[Required work]
For each entry below, output it exactly as it stands.

Records from a data collection:
□ □ □

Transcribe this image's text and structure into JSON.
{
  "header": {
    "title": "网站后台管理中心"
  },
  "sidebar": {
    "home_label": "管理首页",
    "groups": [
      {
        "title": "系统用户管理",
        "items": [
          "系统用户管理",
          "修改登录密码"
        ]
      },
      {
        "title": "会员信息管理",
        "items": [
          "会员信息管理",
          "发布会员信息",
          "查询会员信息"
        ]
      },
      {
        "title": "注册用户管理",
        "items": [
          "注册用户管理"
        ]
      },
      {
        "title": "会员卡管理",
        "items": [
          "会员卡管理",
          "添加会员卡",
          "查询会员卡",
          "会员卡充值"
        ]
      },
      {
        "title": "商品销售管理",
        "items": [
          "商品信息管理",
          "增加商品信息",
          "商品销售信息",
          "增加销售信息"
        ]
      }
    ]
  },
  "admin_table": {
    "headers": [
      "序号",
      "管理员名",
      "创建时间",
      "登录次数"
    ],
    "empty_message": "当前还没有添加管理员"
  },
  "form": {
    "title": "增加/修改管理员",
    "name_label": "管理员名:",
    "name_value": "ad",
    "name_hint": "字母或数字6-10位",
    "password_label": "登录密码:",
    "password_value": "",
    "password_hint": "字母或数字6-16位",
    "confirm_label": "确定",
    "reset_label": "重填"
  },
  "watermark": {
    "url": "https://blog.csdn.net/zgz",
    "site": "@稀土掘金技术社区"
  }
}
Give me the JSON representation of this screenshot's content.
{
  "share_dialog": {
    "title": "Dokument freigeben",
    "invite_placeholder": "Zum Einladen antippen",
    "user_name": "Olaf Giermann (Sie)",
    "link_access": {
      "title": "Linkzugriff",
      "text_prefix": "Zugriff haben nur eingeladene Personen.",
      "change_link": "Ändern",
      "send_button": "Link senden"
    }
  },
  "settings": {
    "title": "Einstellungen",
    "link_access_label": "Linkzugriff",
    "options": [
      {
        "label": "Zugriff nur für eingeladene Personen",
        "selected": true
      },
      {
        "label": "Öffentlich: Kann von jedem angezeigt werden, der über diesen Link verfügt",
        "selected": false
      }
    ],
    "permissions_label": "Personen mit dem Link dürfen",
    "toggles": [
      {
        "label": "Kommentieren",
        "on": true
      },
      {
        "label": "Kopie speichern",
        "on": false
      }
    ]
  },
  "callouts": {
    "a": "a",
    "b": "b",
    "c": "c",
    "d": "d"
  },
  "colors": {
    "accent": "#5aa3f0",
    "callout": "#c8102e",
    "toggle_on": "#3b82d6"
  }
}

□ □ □

[Reply]
Transcribe this image's text and structure into JSON.
{
  "header": {
    "title": "网站后台管理中心"
  },
  "sidebar": {
    "home_label": "管理首页",
    "groups": [
      {
        "title": "系统用户管理",
        "items": [
          "系统用户管理",
          "修改登录密码"
        ]
      },
      {
        "title": "会员信息管理",
        "items": [
          "会员信息管理",
          "发布会员信息",
          "查询会员信息"
        ]
      },
      {
        "title": "注册用户管理",
        "items": [
          "注册用户管理"
        ]
      },
      {
        "title": "会员卡管理",
        "items": [
          "会员卡管理",
          "添加会员卡",
          "查询会员卡",
          "会员卡充值"
        ]
      },
      {
        "title": "商品销售管理",
        "items": [
          "商品信息管理",
          "增加商品信息",
          "商品销售信息",
          "增加销售信息"
        ]
      }
    ]
  },
  "admin_table": {
    "headers": [
      "序号",
      "管理员名",
      "创建时间",
      "登录次数"
    ],
    "empty_message": "当前还没有添加管理员"
  },
  "form": {
    "title": "增加/修改管理员",
    "name_label": "管理员名:",
    "name_value": "ad",
    "name_hint": "字母或数字6-10位",
    "password_label": "登录密码:",
    "password_value": "",
    "password_hint": "字母或数字6-16位",
    "confirm_label": "确定",
    "reset_label": "重填"
  },
  "watermark": {
    "url": "https://blog.csdn.net/zgz",
    "site": "@稀土掘金技术社区"
  }
}
Give me the JSON representation of this screenshot's content.
{
  "share_dialog": {
    "title": "Dokument freigeben",
    "invite_placeholder": "Zum Einladen antippen",
    "user_name": "Olaf Giermann (Sie)",
    "link_access": {
      "title": "Linkzugriff",
      "text_prefix": "Zugriff haben nur eingeladene Personen.",
      "change_link": "Ändern",
      "send_button": "Link senden"
    }
  },
  "settings": {
    "title": "Einstellungen",
    "link_access_label": "Linkzugriff",
    "options": [
      {
        "label": "Zugriff nur für eingeladene Personen",
        "selected": true
      },
      {
        "label": "Öffentlich: Kann von jedem angezeigt werden, der über diesen Link verfügt",
        "selected": false
      }
    ],
    "permissions_label": "Personen mit dem Link dürfen",
    "toggles": [
      {
        "label": "Kommentieren",
        "on": true
      },
      {
        "label": "Kopie speichern",
        "on": false
      }
    ]
  },
  "callouts": {
    "a": "a",
    "b": "b",
    "c": "c",
    "d": "d"
  },
  "colors": {
    "accent": "#5aa3f0",
    "callout": "#c8102e",
    "toggle_on": "#3b82d6"
  }
}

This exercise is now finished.